◆ **WHAT TO PRODUCE**: Below are the records; copy out every line that holds the word "cũng".

━━━━━ INPUT MATERIAL

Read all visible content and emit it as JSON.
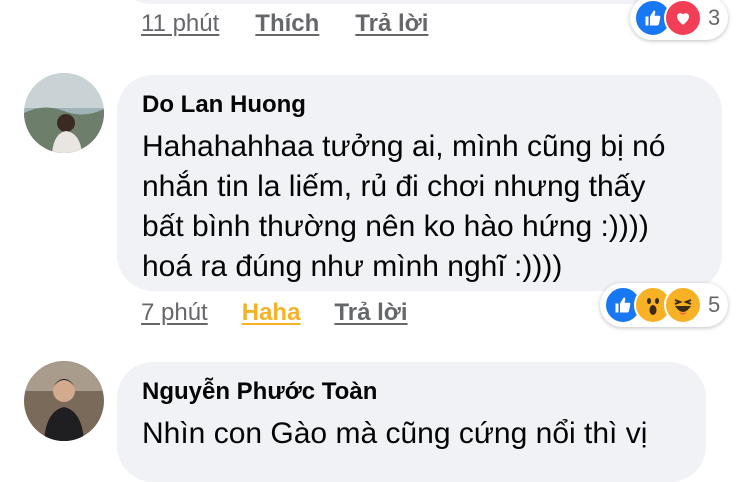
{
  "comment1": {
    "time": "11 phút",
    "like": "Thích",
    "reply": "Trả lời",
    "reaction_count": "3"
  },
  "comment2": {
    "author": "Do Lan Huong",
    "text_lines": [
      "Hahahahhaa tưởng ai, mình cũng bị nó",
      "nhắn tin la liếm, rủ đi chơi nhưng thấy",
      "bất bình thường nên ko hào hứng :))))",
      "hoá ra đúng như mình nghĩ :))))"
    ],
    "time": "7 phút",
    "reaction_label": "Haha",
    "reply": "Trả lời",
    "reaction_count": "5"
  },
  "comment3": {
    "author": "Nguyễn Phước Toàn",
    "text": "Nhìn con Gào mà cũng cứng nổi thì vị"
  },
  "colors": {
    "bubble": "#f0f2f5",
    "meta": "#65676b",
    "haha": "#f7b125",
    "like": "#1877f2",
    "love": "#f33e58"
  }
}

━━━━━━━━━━

◆ **SOLUTION TO THE PROBLEM**:
      "Hahahahhaa tưởng ai, mình cũng bị nó",
    "text": "Nhìn con Gào mà cũng cứng nổi thì vị"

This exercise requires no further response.